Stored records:
__________

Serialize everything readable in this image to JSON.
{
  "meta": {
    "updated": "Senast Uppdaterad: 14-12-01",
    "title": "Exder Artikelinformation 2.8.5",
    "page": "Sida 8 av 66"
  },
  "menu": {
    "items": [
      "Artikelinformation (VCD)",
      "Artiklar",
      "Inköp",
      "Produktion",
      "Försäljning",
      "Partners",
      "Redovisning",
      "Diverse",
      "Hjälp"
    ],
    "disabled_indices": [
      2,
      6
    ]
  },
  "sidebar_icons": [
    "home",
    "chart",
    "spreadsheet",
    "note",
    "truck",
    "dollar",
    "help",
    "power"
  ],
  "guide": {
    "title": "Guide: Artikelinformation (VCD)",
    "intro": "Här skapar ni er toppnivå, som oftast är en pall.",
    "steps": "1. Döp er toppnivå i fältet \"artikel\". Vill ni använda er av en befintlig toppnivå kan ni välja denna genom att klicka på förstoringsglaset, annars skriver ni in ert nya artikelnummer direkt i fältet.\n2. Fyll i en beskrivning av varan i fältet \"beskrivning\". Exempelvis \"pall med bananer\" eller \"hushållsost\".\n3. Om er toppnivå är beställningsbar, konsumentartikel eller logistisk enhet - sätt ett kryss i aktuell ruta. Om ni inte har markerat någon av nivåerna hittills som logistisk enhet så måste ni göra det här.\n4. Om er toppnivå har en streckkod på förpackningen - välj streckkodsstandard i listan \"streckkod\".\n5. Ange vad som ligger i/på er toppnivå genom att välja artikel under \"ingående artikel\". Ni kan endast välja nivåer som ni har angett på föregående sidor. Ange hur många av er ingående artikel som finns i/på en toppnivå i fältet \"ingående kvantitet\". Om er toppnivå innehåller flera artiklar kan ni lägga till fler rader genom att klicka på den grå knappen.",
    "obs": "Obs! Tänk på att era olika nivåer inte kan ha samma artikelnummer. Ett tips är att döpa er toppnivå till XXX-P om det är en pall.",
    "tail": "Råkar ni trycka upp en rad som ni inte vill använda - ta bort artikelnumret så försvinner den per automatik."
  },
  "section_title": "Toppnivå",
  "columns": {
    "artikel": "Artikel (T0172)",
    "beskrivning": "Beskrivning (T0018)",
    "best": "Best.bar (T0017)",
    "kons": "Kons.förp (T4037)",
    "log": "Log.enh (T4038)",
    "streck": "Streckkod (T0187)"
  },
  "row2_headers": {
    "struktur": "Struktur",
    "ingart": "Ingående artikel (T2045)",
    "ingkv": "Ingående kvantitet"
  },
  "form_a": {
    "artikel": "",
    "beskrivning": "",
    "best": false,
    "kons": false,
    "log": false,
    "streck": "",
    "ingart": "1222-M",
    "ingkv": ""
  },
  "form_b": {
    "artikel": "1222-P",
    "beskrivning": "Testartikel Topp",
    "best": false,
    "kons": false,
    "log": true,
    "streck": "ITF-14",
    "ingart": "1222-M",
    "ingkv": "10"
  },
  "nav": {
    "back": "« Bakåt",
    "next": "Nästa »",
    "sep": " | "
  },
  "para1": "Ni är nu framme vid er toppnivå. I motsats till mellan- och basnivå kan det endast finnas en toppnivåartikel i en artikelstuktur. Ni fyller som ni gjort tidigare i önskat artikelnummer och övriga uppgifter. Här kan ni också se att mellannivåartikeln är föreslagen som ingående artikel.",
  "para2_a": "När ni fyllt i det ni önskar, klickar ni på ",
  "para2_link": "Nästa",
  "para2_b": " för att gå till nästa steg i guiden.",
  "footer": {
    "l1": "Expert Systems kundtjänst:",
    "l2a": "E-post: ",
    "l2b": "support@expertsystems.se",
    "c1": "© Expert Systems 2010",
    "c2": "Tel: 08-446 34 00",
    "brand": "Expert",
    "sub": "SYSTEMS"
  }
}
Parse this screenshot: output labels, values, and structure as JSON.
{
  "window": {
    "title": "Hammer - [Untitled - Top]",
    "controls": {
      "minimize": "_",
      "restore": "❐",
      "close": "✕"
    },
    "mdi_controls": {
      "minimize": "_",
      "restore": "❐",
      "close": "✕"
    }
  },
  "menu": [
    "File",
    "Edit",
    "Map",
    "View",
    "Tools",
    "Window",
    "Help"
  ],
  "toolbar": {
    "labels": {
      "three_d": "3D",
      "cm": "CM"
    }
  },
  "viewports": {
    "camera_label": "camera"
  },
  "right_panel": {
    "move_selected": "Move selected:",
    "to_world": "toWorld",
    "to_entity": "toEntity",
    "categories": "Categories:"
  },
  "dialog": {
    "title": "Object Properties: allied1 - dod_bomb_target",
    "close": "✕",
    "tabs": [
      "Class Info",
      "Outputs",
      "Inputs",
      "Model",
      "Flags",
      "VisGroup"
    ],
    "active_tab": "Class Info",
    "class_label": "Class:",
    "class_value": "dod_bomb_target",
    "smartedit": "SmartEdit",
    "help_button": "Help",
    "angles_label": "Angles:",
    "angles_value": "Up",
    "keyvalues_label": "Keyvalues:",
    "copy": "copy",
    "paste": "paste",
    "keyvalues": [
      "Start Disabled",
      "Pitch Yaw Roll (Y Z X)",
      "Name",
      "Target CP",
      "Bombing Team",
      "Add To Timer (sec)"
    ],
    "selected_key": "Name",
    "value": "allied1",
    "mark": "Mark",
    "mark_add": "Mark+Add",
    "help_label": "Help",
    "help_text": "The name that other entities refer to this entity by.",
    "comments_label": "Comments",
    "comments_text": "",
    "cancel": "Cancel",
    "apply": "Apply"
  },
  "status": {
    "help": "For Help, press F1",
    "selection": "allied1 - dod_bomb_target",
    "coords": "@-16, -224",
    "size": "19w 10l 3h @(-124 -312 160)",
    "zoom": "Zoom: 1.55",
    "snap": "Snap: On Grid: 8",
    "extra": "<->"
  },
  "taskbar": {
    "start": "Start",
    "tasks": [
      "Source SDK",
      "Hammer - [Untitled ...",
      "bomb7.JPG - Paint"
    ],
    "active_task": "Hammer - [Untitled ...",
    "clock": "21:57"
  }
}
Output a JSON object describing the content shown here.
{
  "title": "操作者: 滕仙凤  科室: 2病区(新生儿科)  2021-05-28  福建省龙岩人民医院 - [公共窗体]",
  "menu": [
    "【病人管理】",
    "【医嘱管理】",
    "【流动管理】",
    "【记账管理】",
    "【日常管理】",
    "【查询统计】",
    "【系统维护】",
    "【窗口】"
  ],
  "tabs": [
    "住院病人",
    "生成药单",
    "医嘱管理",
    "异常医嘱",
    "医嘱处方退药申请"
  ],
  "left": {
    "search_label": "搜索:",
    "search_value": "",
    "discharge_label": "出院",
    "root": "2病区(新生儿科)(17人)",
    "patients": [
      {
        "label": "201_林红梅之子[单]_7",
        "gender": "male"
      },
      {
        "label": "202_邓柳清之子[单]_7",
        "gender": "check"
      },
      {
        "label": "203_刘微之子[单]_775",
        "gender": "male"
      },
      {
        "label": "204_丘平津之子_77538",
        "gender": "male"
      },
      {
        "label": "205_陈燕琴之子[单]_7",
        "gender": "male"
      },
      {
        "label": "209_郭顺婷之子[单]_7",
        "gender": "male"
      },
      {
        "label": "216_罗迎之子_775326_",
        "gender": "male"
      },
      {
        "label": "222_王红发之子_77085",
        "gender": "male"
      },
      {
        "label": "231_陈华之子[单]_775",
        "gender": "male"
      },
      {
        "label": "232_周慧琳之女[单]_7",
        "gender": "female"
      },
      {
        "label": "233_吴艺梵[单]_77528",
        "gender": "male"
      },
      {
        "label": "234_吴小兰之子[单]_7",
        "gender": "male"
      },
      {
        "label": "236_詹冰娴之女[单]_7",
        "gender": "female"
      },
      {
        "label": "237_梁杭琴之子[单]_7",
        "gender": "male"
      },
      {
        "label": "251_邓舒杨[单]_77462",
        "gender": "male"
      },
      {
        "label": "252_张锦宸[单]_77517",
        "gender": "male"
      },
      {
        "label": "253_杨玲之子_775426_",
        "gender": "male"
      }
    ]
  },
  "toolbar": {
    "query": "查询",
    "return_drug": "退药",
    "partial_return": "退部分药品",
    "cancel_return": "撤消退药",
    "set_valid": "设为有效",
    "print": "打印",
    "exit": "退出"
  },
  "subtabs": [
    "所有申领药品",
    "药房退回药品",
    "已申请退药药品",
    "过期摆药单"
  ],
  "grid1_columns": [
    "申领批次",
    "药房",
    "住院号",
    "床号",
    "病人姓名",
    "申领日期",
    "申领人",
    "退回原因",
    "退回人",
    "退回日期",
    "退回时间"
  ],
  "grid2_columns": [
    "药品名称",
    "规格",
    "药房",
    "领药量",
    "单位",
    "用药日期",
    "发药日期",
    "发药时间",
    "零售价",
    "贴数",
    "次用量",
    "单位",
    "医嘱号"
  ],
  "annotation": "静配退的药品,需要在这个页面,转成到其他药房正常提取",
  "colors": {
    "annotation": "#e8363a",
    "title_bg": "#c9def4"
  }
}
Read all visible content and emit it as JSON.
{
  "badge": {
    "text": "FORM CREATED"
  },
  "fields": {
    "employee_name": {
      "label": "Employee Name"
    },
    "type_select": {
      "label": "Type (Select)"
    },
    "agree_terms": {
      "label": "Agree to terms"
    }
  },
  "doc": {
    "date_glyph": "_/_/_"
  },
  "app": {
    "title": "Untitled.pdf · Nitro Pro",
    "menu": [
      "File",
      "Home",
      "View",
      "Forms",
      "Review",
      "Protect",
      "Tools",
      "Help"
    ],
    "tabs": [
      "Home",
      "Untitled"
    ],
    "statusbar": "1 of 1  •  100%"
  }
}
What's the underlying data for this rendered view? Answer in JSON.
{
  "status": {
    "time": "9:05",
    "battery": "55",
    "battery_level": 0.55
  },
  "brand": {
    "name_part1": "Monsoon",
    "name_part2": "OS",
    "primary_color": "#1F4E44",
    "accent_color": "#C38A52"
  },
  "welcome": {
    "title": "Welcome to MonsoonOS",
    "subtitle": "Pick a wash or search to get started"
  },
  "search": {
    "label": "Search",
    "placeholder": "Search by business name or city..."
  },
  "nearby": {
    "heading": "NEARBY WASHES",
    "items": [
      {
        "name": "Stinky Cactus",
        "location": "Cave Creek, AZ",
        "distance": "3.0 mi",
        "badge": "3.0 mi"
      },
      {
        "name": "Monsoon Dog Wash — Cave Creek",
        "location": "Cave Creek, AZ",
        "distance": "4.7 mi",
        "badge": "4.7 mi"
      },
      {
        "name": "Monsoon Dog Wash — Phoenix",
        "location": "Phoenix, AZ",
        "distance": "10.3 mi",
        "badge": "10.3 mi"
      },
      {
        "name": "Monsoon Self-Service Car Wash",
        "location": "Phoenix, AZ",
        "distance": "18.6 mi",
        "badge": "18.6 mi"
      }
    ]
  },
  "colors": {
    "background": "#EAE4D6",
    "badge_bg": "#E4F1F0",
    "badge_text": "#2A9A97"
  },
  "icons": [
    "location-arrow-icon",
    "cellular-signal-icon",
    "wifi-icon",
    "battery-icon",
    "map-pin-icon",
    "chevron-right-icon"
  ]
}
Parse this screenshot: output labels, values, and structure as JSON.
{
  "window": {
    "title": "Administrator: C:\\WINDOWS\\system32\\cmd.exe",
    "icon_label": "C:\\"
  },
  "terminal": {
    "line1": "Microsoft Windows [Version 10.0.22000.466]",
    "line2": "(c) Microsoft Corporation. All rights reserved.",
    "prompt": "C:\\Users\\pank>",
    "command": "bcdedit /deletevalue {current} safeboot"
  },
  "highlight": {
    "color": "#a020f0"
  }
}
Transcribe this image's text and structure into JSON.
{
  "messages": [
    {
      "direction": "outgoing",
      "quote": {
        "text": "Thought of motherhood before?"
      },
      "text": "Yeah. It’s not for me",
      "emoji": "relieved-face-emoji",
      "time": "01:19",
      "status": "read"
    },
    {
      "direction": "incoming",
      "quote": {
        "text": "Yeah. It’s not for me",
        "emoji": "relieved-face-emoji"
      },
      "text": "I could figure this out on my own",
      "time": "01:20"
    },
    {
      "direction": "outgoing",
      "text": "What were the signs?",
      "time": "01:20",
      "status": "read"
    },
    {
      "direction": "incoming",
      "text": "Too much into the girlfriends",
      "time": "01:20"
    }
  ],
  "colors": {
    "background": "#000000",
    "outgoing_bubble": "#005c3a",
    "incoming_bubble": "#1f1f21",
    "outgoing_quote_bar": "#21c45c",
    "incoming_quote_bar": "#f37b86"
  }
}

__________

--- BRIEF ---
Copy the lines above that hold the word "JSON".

--- TASK OUTPUT ---
Serialize everything readable in this image to JSON.
Parse this screenshot: output labels, values, and structure as JSON.
Output a JSON object describing the content shown here.
Read all visible content and emit it as JSON.
What's the underlying data for this rendered view? Answer in JSON.
Parse this screenshot: output labels, values, and structure as JSON.
Transcribe this image's text and structure into JSON.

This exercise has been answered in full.